The material below should be copied line for line, please, with pictures omitted.

·····

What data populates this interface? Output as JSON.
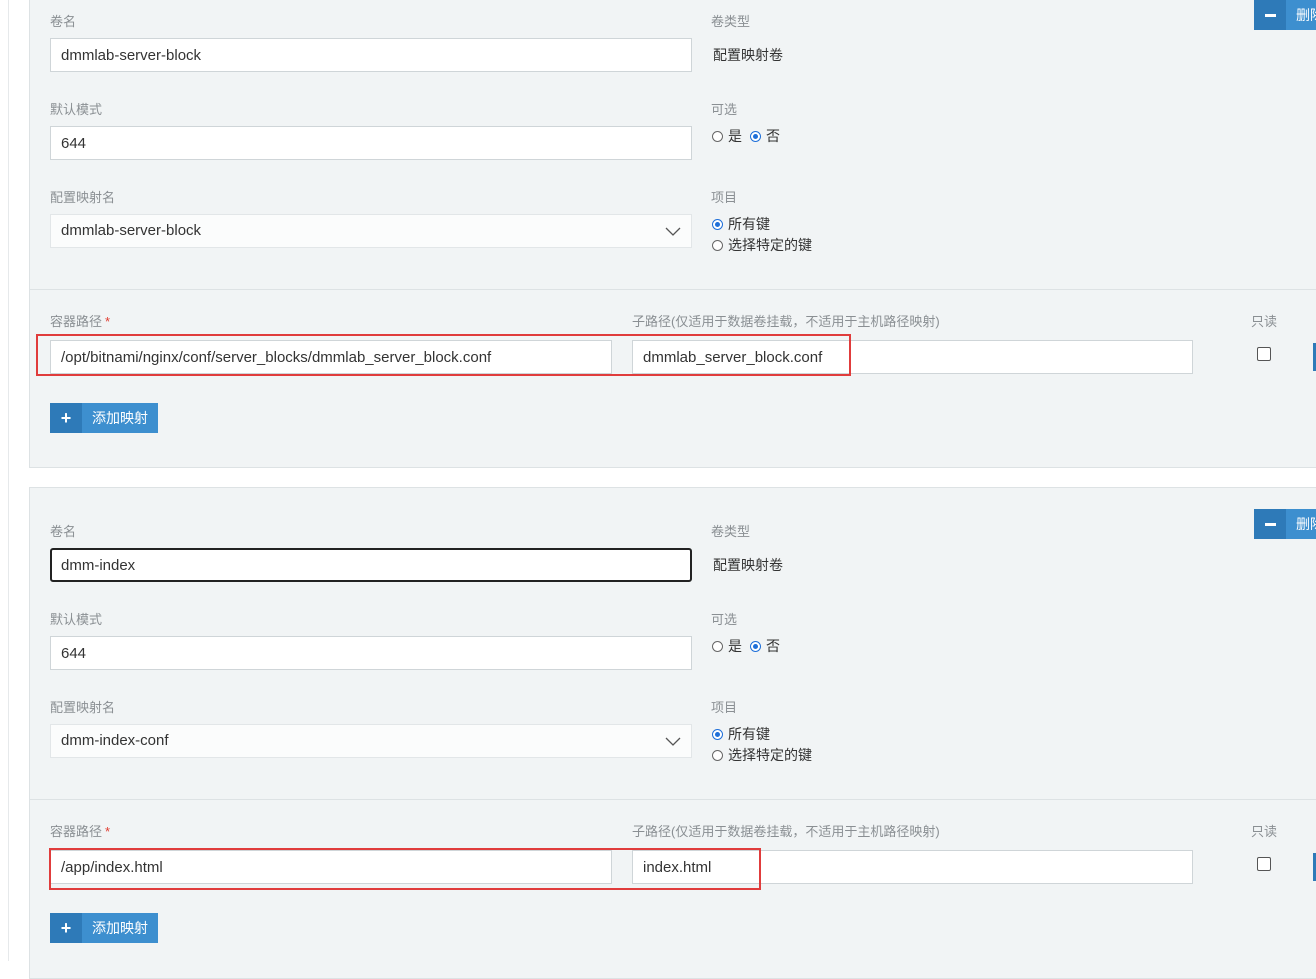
{
  "volumes": [
    {
      "volume_name_label": "卷名",
      "volume_name": "dmmlab-server-block",
      "volume_type_label": "卷类型",
      "volume_type": "配置映射卷",
      "default_mode_label": "默认模式",
      "default_mode": "644",
      "optional_label": "可选",
      "optional_yes": "是",
      "optional_no": "否",
      "optional_selected": "no",
      "configmap_name_label": "配置映射名",
      "configmap_name": "dmmlab-server-block",
      "items_label": "项目",
      "items_all_keys": "所有键",
      "items_specific_keys": "选择特定的键",
      "items_selected": "all",
      "delete_label": "删除",
      "container_path_label": "容器路径",
      "required_mark": "*",
      "container_path": "/opt/bitnami/nginx/conf/server_blocks/dmmlab_server_block.conf",
      "sub_path_label": "子路径(仅适用于数据卷挂载，不适用于主机路径映射)",
      "sub_path": "dmmlab_server_block.conf",
      "readonly_label": "只读",
      "readonly_checked": false,
      "add_mapping_label": "添加映射",
      "volume_name_focused": false
    },
    {
      "volume_name_label": "卷名",
      "volume_name": "dmm-index",
      "volume_type_label": "卷类型",
      "volume_type": "配置映射卷",
      "default_mode_label": "默认模式",
      "default_mode": "644",
      "optional_label": "可选",
      "optional_yes": "是",
      "optional_no": "否",
      "optional_selected": "no",
      "configmap_name_label": "配置映射名",
      "configmap_name": "dmm-index-conf",
      "items_label": "项目",
      "items_all_keys": "所有键",
      "items_specific_keys": "选择特定的键",
      "items_selected": "all",
      "delete_label": "删除",
      "container_path_label": "容器路径",
      "required_mark": "*",
      "container_path": "/app/index.html",
      "sub_path_label": "子路径(仅适用于数据卷挂载，不适用于主机路径映射)",
      "sub_path": "index.html",
      "readonly_label": "只读",
      "readonly_checked": false,
      "add_mapping_label": "添加映射",
      "volume_name_focused": true
    }
  ],
  "colors": {
    "accent": "#3d8fcf",
    "accent_dark": "#2e7ab8",
    "highlight": "#e03c3c",
    "required": "#e03c31",
    "panel_bg": "#f1f4f5"
  }
}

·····

◆ **EXERCISE SOLUTION**
What data populates this interface? Output as JSON.
{
  "volumes": [
    {
      "volume_name_label": "卷名",
      "volume_name": "dmmlab-server-block",
      "volume_type_label": "卷类型",
      "volume_type": "配置映射卷",
      "default_mode_label": "默认模式",
      "default_mode": "644",
      "optional_label": "可选",
      "optional_yes": "是",
      "optional_no": "否",
      "optional_selected": "no",
      "configmap_name_label": "配置映射名",
      "configmap_name": "dmmlab-server-block",
      "items_label": "项目",
      "items_all_keys": "所有键",
      "items_specific_keys": "选择特定的键",
      "items_selected": "all",
      "delete_label": "删除",
      "container_path_label": "容器路径",
      "required_mark": "*",
      "container_path": "/opt/bitnami/nginx/conf/server_blocks/dmmlab_server_block.conf",
      "sub_path_label": "子路径(仅适用于数据卷挂载，不适用于主机路径映射)",
      "sub_path": "dmmlab_server_block.conf",
      "readonly_label": "只读",
      "readonly_checked": false,
      "add_mapping_label": "添加映射",
      "volume_name_focused": false
    },
    {
      "volume_name_label": "卷名",
      "volume_name": "dmm-index",
      "volume_type_label": "卷类型",
      "volume_type": "配置映射卷",
      "default_mode_label": "默认模式",
      "default_mode": "644",
      "optional_label": "可选",
      "optional_yes": "是",
      "optional_no": "否",
      "optional_selected": "no",
      "configmap_name_label": "配置映射名",
      "configmap_name": "dmm-index-conf",
      "items_label": "项目",
      "items_all_keys": "所有键",
      "items_specific_keys": "选择特定的键",
      "items_selected": "all",
      "delete_label": "删除",
      "container_path_label": "容器路径",
      "required_mark": "*",
      "container_path": "/app/index.html",
      "sub_path_label": "子路径(仅适用于数据卷挂载，不适用于主机路径映射)",
      "sub_path": "index.html",
      "readonly_label": "只读",
      "readonly_checked": false,
      "add_mapping_label": "添加映射",
      "volume_name_focused": true
    }
  ],
  "colors": {
    "accent": "#3d8fcf",
    "accent_dark": "#2e7ab8",
    "highlight": "#e03c3c",
    "required": "#e03c31",
    "panel_bg": "#f1f4f5"
  }
}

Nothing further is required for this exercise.